Adamson, Pavitt (eds) (2011) Postmodernism. Style and Subversion 1970-1990. V&A publishing, London
Introduction to Subcultures, objects and identity – key concepts
Extracts from ;
Clarke, S; Hall, S; Jefferson, T; Roberts, B (1975) Subcultures, Cultures and Class
Gleder, K; Thornton, S (eds) (1997) The Subcultures Reader, Routledge, London pp100-111
I have been looking at the subculture of hip hop and how the style re-signifies objects and dress, intensifies/ exaggerates a meaning and how recycling is used.
The Hip Hop scene began in the areas of poverty in New York. It was synonymous with a black race identity. Graffiti was a huge part of the scene and the behaviour. Graffiti is illegal, however, Hip Hop used it as part of their identity, like an activist message. In this constellation lesson, I also learnt about afrocentrism and the fusion between afrocentrism and hip hop.
Run DMC are a perfect example of hip hop style.
An example of the fusion between afrocentrism and hip hop is Salt ‘n’ Pepa.
How Can the Subculture Hip Hop Link to My Practice?
- Can be in influenced from anywhere.
- Both Goth and Hip Hop take and borrow objects from the past or from other cultures (e.g.- Afrocentrism) and create new meanings (e.g.- Trilby hat).
- Both subcultures alter meanings and functions to things (e.g.- sportswear and jewellery).
- Afrocentrism was making pollitical statements swell as creating a fusion with the NYC cultures. It was not just about expressing yourself, it gave you a voice for your culture.
- I have start to see things differently, in depth analysis.
- Collage can work in look.
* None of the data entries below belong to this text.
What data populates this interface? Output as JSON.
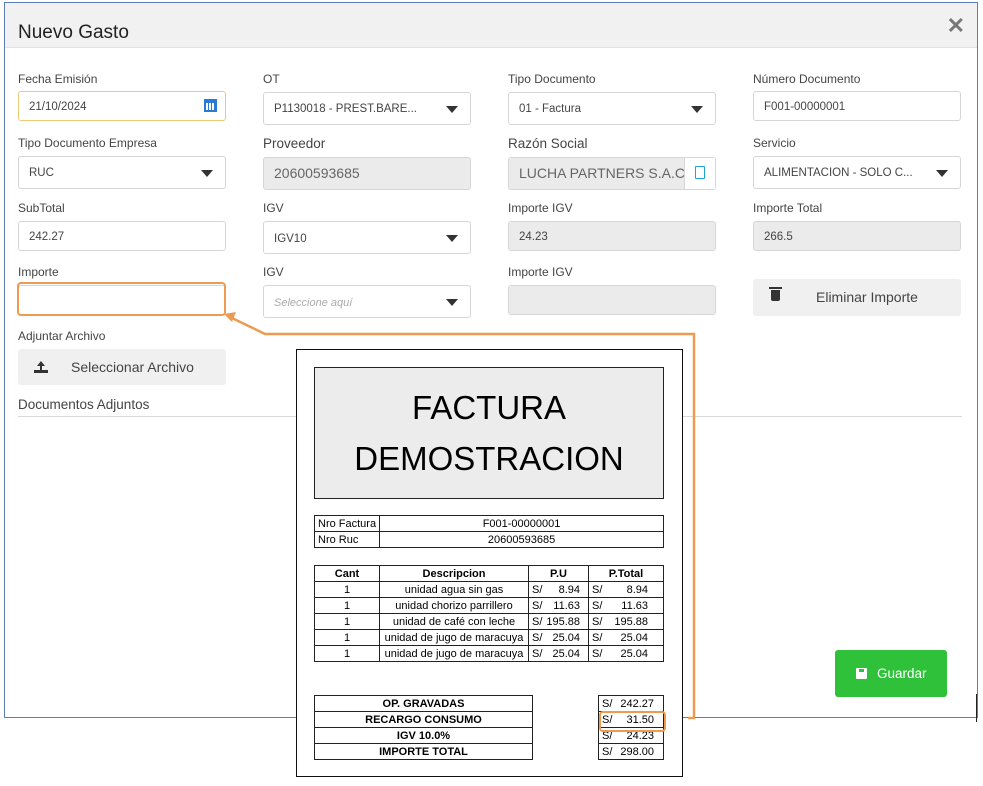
{
  "modal": {
    "title": "Nuevo Gasto",
    "close_glyph": "✕"
  },
  "form": {
    "fecha_emision": {
      "label": "Fecha Emisión",
      "value": "21/10/2024"
    },
    "ot": {
      "label": "OT",
      "value": "P1130018 - PREST.BARE..."
    },
    "tipo_documento": {
      "label": "Tipo Documento",
      "value": "01 - Factura"
    },
    "numero_documento": {
      "label": "Número Documento",
      "value": "F001-00000001"
    },
    "tipo_documento_empresa": {
      "label": "Tipo Documento Empresa",
      "value": "RUC"
    },
    "proveedor": {
      "label": "Proveedor",
      "value": "20600593685"
    },
    "razon_social": {
      "label": "Razón Social",
      "value": "LUCHA PARTNERS S.A.C"
    },
    "servicio": {
      "label": "Servicio",
      "value": "ALIMENTACION - SOLO C..."
    },
    "subtotal": {
      "label": "SubTotal",
      "value": "242.27"
    },
    "igv": {
      "label": "IGV",
      "value": "IGV10"
    },
    "importe_igv": {
      "label": "Importe IGV",
      "value": "24.23"
    },
    "importe_total": {
      "label": "Importe Total",
      "value": "266.5"
    },
    "importe": {
      "label": "Importe",
      "value": ""
    },
    "igv2": {
      "label": "IGV",
      "placeholder": "Seleccione aquí"
    },
    "importe_igv2": {
      "label": "Importe IGV",
      "value": ""
    },
    "eliminar_importe": "Eliminar Importe",
    "adjuntar_label": "Adjuntar Archivo",
    "seleccionar_archivo": "Seleccionar Archivo",
    "documentos_adjuntos": "Documentos Adjuntos",
    "guardar": "Guardar"
  },
  "invoice": {
    "title_line1": "FACTURA",
    "title_line2": "DEMOSTRACION",
    "nro_factura_label": "Nro Factura",
    "nro_factura": "F001-00000001",
    "nro_ruc_label": "Nro Ruc",
    "nro_ruc": "20600593685",
    "headers": {
      "cant": "Cant",
      "descripcion": "Descripcion",
      "pu": "P.U",
      "ptotal": "P.Total"
    },
    "currency": "S/",
    "items": [
      {
        "cant": "1",
        "desc": "unidad agua sin gas",
        "pu": "8.94",
        "total": "8.94"
      },
      {
        "cant": "1",
        "desc": "unidad chorizo parrillero",
        "pu": "11.63",
        "total": "11.63"
      },
      {
        "cant": "1",
        "desc": "unidad de café con leche",
        "pu": "195.88",
        "total": "195.88"
      },
      {
        "cant": "1",
        "desc": "unidad de jugo de maracuya",
        "pu": "25.04",
        "total": "25.04"
      },
      {
        "cant": "1",
        "desc": "unidad de jugo de maracuya",
        "pu": "25.04",
        "total": "25.04"
      }
    ],
    "summary": [
      {
        "label": "OP. GRAVADAS",
        "value": "242.27"
      },
      {
        "label": "RECARGO CONSUMO",
        "value": "31.50"
      },
      {
        "label": "IGV 10.0%",
        "value": "24.23"
      },
      {
        "label": "IMPORTE TOTAL",
        "value": "298.00"
      }
    ]
  },
  "colors": {
    "accent_highlight": "#ed9b50",
    "save_green": "#2fc13a",
    "modal_border": "#5b7fb5",
    "calendar_blue": "#2a7bd6"
  }
}
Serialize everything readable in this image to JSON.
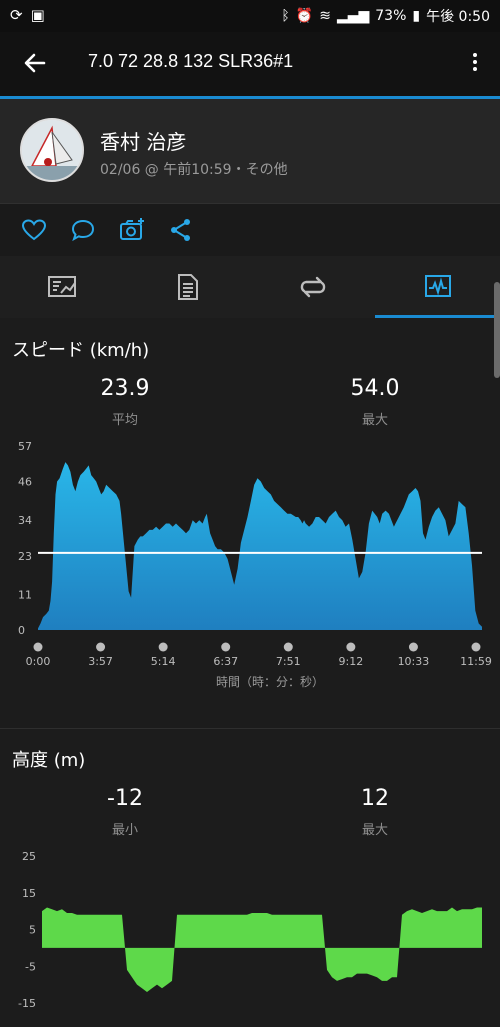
{
  "status": {
    "battery": "73%",
    "time": "午後 0:50"
  },
  "appbar": {
    "title": "7.0  72  28.8  132  SLR36#1"
  },
  "profile": {
    "name": "香村 治彦",
    "meta": "02/06 @ 午前10:59・その他"
  },
  "speed": {
    "title": "スピード (km/h)",
    "avg_value": "23.9",
    "avg_label": "平均",
    "max_value": "54.0",
    "max_label": "最大",
    "xlabel": "時間（時：分：秒）"
  },
  "altitude": {
    "title": "高度 (m)",
    "min_value": "-12",
    "min_label": "最小",
    "max_value": "12",
    "max_label": "最大"
  },
  "colors": {
    "accent": "#1a8bd1",
    "speed_fill_top": "#29b6e8",
    "speed_fill_bottom": "#1f7fc0",
    "altitude_fill": "#5ed94a"
  },
  "chart_data": [
    {
      "type": "area",
      "title": "スピード (km/h)",
      "xlabel": "時間（時：分：秒）",
      "ylabel": "",
      "y_ticks": [
        "0",
        "11",
        "23",
        "34",
        "46",
        "57"
      ],
      "ylim": [
        0,
        57
      ],
      "x_ticks": [
        "0:00",
        "3:57",
        "5:14",
        "6:37",
        "7:51",
        "9:12",
        "10:33",
        "11:59"
      ],
      "average_line": 23.9,
      "x": [
        0,
        3,
        6,
        10,
        13,
        15,
        17,
        19,
        21,
        23,
        26,
        30,
        33,
        36,
        39,
        42,
        45,
        48,
        51,
        55,
        58,
        61,
        64,
        67,
        70,
        73,
        76,
        79,
        82,
        86,
        90,
        94,
        98,
        100,
        103,
        106,
        109,
        112,
        116,
        120,
        123,
        126,
        130,
        134,
        138,
        142,
        146,
        150,
        154,
        158,
        162,
        166,
        170,
        174,
        178,
        182,
        186,
        190,
        194,
        198,
        201,
        203,
        205,
        207,
        210,
        213,
        216,
        220,
        224,
        228,
        232,
        236,
        240,
        244,
        248,
        252,
        256,
        260,
        264,
        268,
        272,
        276,
        280,
        284,
        288,
        292,
        296,
        300,
        304,
        310,
        313,
        316,
        318,
        320,
        322,
        326,
        330,
        334,
        338,
        342,
        346,
        350,
        354,
        358,
        362,
        366,
        370,
        374,
        378,
        382,
        386,
        390,
        394,
        398,
        402,
        405,
        408,
        411,
        414,
        418,
        422,
        425,
        428,
        430,
        432,
        436,
        440,
        443,
        446,
        450,
        454,
        457,
        460,
        463,
        466,
        470,
        474,
        478,
        482,
        486,
        490,
        494,
        498,
        502,
        506,
        510,
        514,
        518,
        522,
        526,
        530,
        534
      ],
      "values": [
        0.5,
        2,
        4,
        5,
        6,
        9,
        15,
        30,
        42,
        46,
        47,
        50,
        52,
        51,
        49,
        45,
        43,
        46,
        48,
        49,
        50,
        51,
        48,
        47,
        46,
        44,
        42,
        43,
        45,
        44,
        43,
        42,
        40,
        36,
        28,
        20,
        12,
        10,
        26,
        28,
        29,
        29,
        30,
        31,
        31,
        32,
        31,
        32,
        33,
        33,
        32,
        33,
        32,
        31,
        30,
        31,
        34,
        33,
        34,
        33,
        35,
        36,
        33,
        30,
        28,
        26,
        25,
        25,
        24,
        22,
        18,
        14,
        19,
        27,
        31,
        35,
        40,
        45,
        47,
        46,
        44,
        43,
        42,
        40,
        39,
        38,
        37,
        36,
        36,
        35,
        35,
        34,
        33,
        34,
        33,
        32,
        33,
        35,
        35,
        34,
        33,
        35,
        36,
        37,
        35,
        34,
        32,
        33,
        28,
        22,
        16,
        18,
        24,
        33,
        37,
        36,
        35,
        33,
        36,
        37,
        36,
        34,
        32,
        33,
        34,
        36,
        38,
        40,
        42,
        43,
        44,
        43,
        40,
        30,
        28,
        32,
        35,
        37,
        38,
        36,
        34,
        29,
        31,
        33,
        40,
        39,
        38,
        30,
        20,
        6,
        2,
        1
      ],
      "x_range": [
        0,
        534
      ]
    },
    {
      "type": "area",
      "title": "高度 (m)",
      "y_ticks": [
        "25",
        "15",
        "5",
        "-5",
        "-15"
      ],
      "ylim": [
        -15,
        25
      ],
      "x": [
        0,
        5,
        10,
        15,
        20,
        25,
        30,
        35,
        40,
        45,
        50,
        55,
        60,
        65,
        70,
        75,
        80,
        85,
        90,
        95,
        100,
        105,
        110,
        115,
        120,
        125,
        130,
        135,
        140,
        145,
        150,
        155,
        160,
        165,
        170,
        175,
        180,
        185,
        190,
        195,
        200,
        205,
        210,
        215,
        220,
        225,
        230,
        235,
        240,
        245,
        250,
        255,
        260,
        265,
        270,
        275,
        280,
        285,
        290,
        295,
        300,
        305,
        310,
        315,
        320,
        325,
        330,
        335,
        340,
        345,
        350,
        355,
        360,
        365,
        370,
        375,
        380,
        385,
        390,
        395,
        400,
        405,
        410,
        415,
        420,
        425,
        430,
        435,
        440
      ],
      "values": [
        10,
        11,
        10.5,
        10,
        10.5,
        9.5,
        9.5,
        9,
        9,
        9,
        9,
        9,
        9,
        9,
        9,
        9,
        9,
        -6,
        -8,
        -10,
        -11,
        -12,
        -11,
        -10,
        -11,
        -10,
        -9,
        9,
        9,
        9,
        9,
        9,
        9,
        9,
        9,
        9,
        9,
        9,
        9,
        9,
        9,
        9,
        9.5,
        9.5,
        9.5,
        9.5,
        9,
        9,
        9,
        9,
        9,
        9,
        9,
        9,
        9,
        9,
        9,
        -6,
        -8,
        -9,
        -8.5,
        -8,
        -8,
        -7,
        -7,
        -7,
        -7.5,
        -8,
        -9,
        -9,
        -8,
        -8,
        9,
        10,
        10.5,
        10,
        9.5,
        10,
        10.5,
        10,
        10,
        10,
        11,
        10,
        10.5,
        10.5,
        10.5,
        11,
        11
      ],
      "x_range": [
        0,
        440
      ]
    }
  ]
}
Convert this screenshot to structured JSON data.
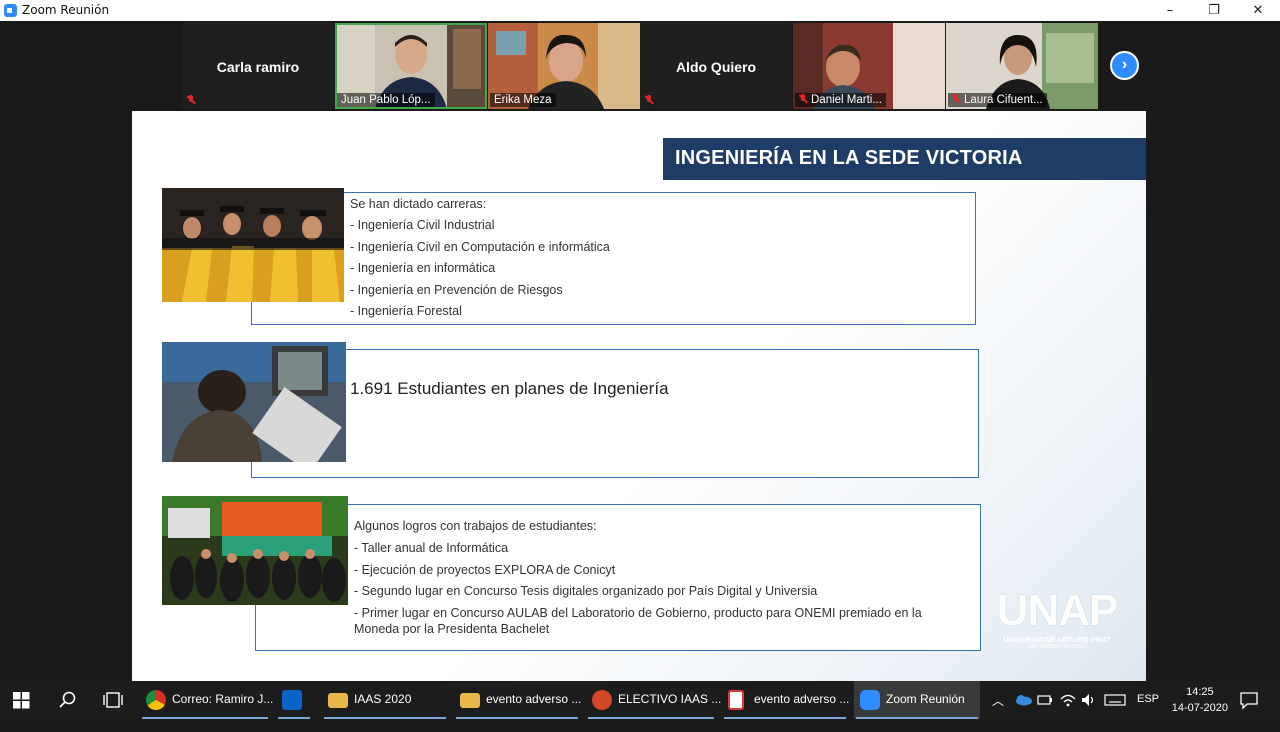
{
  "window": {
    "title": "Zoom Reunión",
    "minimize": "–",
    "maximize": "❐",
    "close": "✕"
  },
  "participants": [
    {
      "name": "Carla ramiro",
      "video": false,
      "muted": true
    },
    {
      "name": "Juan Pablo Lóp...",
      "video": true,
      "muted": false
    },
    {
      "name": "Erika Meza",
      "video": true,
      "muted": false
    },
    {
      "name": "Aldo Quiero",
      "video": false,
      "muted": true
    },
    {
      "name": "Daniel Marti...",
      "video": true,
      "muted": true
    },
    {
      "name": "Laura Cifuent...",
      "video": true,
      "muted": true
    }
  ],
  "slide": {
    "title": "INGENIERÍA EN LA SEDE VICTORIA",
    "section1": {
      "heading": "Se han dictado carreras:",
      "items": [
        "- Ingeniería Civil Industrial",
        "- Ingeniería Civil en Computación e informática",
        "- Ingeniería en informática",
        "- Ingeniería en Prevención de Riesgos",
        "- Ingeniería Forestal"
      ]
    },
    "section2": {
      "text": "1.691 Estudiantes en planes de Ingeniería"
    },
    "section3": {
      "heading": "Algunos logros con trabajos de estudiantes:",
      "items": [
        "- Taller anual de Informática",
        "- Ejecución de proyectos EXPLORA de Conicyt",
        "- Segundo lugar en Concurso Tesis digitales organizado por País Digital y Universia",
        "- Primer lugar en Concurso AULAB del Laboratorio de Gobierno, producto para ONEMI premiado  en la",
        "Moneda por la Presidenta Bachelet"
      ]
    },
    "logo": {
      "name": "UNAP",
      "subtitle": "UNIVERSIDAD ARTURO PRAT",
      "tagline": "DEL ESTADO DE CHILE"
    }
  },
  "taskbar": {
    "apps": [
      {
        "label": "Correo: Ramiro J...",
        "icon": "chrome-icon",
        "color": "#e0b020"
      },
      {
        "label": "",
        "icon": "outlook-icon",
        "color": "#0a64c8"
      },
      {
        "label": "IAAS 2020",
        "icon": "folder-icon",
        "color": "#e8b64a"
      },
      {
        "label": "evento adverso ...",
        "icon": "folder-icon",
        "color": "#e8b64a"
      },
      {
        "label": "ELECTIVO IAAS ...",
        "icon": "powerpoint-icon",
        "color": "#d24726"
      },
      {
        "label": "evento adverso ...",
        "icon": "pdf-icon",
        "color": "#e03a3a"
      },
      {
        "label": "Zoom Reunión",
        "icon": "zoom-icon",
        "color": "#2d8cff"
      }
    ],
    "language": "ESP",
    "time": "14:25",
    "date": "14-07-2020"
  }
}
Changing the meaning through a new context. Putting things that don’t belong, creating fusions (e.g.- African culture and American culture.